*WHAT NEEDS TO BE DONE:* Search the entries for the word "данные" and pull out each line that has it.

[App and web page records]
►

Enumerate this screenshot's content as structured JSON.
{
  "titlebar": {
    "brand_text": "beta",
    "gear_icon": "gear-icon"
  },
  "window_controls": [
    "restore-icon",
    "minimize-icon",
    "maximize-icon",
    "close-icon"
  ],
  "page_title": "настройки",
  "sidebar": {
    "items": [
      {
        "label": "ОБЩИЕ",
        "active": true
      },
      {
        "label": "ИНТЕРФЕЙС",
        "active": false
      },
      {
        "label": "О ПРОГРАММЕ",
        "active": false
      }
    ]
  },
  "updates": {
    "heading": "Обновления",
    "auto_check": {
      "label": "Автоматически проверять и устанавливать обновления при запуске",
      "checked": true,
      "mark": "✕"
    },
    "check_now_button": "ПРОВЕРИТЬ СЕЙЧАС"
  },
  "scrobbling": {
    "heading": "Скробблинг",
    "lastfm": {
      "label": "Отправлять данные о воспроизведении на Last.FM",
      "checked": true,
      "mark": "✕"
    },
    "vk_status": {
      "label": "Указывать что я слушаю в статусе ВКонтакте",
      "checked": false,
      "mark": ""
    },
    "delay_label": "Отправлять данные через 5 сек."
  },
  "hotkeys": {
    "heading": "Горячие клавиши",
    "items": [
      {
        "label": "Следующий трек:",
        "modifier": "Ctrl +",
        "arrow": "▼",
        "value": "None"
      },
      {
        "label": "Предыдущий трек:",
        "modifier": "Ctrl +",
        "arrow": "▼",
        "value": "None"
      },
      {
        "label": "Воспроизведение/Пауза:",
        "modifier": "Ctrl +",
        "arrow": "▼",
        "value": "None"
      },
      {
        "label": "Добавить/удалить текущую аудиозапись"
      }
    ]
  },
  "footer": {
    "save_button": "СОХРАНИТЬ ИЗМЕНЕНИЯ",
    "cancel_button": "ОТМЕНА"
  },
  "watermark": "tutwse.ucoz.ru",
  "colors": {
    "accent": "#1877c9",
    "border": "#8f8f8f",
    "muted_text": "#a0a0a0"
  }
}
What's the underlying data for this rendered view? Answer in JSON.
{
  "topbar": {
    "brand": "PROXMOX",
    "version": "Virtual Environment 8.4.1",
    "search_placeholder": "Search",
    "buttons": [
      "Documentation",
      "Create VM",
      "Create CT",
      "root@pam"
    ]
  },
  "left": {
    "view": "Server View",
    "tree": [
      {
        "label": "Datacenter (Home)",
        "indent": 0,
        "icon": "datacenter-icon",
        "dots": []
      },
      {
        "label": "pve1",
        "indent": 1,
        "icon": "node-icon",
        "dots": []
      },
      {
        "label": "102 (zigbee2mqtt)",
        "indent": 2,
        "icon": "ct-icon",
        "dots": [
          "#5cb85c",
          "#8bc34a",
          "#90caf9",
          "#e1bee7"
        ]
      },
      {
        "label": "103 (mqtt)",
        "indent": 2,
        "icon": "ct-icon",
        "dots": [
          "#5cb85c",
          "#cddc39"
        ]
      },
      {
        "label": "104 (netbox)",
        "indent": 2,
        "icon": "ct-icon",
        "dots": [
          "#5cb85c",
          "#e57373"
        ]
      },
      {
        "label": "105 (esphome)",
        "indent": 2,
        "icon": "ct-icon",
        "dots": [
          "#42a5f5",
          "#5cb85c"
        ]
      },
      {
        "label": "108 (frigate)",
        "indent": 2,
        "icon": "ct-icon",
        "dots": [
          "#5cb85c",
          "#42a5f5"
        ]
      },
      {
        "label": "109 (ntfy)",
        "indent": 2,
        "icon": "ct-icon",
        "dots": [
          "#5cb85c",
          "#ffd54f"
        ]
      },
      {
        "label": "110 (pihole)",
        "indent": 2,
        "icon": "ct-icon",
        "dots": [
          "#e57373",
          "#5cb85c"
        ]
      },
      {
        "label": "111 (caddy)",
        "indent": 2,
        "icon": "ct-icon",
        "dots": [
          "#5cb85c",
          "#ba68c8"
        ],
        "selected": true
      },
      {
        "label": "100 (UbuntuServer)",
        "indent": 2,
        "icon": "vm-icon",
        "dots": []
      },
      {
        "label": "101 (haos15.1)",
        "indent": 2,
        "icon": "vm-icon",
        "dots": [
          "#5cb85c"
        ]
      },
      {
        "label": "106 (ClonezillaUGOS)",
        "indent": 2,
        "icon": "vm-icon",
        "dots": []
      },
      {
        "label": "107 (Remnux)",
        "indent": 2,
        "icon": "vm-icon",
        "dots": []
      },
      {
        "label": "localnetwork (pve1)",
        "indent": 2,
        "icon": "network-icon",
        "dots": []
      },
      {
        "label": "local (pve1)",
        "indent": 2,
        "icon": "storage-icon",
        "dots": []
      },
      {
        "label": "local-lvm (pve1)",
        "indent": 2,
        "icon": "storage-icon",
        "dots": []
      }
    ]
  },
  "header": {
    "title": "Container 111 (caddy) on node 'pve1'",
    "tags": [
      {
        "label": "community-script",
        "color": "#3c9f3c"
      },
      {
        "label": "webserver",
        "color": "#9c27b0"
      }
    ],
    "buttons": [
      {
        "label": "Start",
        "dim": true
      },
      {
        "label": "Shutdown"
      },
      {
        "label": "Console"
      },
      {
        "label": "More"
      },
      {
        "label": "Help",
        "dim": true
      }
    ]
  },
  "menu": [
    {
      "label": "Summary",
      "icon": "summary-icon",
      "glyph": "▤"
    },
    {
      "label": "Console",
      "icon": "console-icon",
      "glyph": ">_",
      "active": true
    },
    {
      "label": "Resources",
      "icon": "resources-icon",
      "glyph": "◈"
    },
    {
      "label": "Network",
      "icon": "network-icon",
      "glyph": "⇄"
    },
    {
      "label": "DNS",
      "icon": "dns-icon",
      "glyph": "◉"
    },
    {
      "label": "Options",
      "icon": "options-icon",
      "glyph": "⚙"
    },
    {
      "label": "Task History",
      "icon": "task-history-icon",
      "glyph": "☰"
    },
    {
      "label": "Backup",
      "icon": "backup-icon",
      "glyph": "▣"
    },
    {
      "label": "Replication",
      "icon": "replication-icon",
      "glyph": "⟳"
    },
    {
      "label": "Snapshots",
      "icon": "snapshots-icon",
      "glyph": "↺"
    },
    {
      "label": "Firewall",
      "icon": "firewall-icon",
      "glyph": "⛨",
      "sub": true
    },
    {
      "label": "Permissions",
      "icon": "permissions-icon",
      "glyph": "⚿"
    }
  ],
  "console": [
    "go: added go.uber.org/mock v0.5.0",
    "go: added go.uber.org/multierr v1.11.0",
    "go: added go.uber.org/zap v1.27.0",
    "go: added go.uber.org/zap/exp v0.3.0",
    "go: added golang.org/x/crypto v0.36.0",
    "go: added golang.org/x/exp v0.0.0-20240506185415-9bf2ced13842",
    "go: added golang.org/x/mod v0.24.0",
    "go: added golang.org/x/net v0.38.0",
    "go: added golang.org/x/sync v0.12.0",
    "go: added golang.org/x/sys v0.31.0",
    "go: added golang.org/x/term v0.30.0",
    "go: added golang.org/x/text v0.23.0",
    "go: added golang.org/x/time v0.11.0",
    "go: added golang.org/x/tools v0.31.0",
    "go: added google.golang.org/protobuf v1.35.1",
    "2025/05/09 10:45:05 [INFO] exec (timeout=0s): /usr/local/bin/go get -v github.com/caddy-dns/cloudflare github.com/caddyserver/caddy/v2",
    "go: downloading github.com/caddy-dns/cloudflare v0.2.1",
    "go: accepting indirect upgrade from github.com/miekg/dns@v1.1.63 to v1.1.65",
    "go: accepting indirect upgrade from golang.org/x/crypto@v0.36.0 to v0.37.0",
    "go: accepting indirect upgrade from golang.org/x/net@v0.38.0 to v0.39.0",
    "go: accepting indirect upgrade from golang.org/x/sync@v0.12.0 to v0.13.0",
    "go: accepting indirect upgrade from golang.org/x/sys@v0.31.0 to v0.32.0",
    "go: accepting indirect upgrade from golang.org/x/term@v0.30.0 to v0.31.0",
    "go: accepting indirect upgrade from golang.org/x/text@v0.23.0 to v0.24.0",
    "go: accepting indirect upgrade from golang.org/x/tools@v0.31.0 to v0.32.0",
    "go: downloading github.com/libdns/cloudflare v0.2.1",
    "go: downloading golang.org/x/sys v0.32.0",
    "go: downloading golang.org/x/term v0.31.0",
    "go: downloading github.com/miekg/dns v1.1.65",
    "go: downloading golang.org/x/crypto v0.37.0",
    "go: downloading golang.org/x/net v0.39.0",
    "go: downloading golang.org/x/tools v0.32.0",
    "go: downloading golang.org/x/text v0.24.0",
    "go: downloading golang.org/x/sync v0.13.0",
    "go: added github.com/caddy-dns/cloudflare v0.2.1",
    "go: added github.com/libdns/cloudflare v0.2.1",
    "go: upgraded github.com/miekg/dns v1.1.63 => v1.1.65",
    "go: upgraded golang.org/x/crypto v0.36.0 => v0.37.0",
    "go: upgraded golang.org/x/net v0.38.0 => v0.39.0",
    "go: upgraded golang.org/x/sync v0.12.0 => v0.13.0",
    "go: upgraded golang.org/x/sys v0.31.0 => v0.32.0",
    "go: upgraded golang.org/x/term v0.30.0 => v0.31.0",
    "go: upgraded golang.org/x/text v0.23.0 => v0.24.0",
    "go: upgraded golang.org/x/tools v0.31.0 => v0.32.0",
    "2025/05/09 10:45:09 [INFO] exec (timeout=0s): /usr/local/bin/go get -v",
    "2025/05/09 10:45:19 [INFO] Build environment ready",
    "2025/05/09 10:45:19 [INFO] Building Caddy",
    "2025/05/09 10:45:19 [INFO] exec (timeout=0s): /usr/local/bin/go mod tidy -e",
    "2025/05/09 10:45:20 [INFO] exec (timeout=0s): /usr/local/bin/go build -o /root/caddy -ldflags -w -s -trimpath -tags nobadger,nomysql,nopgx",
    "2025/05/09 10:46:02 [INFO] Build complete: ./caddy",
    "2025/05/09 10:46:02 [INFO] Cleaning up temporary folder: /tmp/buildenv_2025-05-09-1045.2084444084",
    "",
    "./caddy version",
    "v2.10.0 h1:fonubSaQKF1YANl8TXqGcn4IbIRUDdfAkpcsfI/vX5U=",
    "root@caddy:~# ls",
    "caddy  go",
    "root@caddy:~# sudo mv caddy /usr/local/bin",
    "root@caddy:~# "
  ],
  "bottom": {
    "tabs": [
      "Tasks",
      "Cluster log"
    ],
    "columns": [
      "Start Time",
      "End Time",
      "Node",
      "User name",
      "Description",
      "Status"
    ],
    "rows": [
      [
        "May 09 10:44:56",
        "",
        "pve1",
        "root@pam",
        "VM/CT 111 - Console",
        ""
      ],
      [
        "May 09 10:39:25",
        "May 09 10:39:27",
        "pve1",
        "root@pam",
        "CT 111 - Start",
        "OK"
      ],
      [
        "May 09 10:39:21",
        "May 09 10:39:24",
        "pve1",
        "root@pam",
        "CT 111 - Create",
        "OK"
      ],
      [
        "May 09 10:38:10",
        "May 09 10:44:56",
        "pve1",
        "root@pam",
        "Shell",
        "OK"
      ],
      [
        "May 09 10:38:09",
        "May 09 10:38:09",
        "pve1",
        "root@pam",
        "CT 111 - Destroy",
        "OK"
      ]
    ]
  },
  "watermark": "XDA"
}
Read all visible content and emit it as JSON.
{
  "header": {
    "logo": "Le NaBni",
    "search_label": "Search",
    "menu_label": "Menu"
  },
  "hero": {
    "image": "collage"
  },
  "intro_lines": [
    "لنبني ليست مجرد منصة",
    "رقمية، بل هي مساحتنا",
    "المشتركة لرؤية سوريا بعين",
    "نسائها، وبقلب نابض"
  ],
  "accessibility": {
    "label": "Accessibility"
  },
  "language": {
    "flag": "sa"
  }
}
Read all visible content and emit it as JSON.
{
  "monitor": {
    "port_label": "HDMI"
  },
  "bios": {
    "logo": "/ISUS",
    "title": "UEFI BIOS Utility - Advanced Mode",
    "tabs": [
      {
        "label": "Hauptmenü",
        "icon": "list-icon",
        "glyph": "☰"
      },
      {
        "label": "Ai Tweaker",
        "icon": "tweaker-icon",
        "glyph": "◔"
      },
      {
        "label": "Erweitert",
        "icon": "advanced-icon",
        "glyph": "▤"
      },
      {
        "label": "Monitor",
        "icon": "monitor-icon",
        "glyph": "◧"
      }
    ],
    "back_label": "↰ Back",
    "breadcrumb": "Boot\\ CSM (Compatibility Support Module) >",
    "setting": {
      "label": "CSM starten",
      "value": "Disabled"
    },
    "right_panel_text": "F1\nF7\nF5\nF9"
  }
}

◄

*TASK SOLUTION:*
      "label": "Отправлять данные о воспроизведении на Last.FM",
    "delay_label": "Отправлять данные через 5 сек."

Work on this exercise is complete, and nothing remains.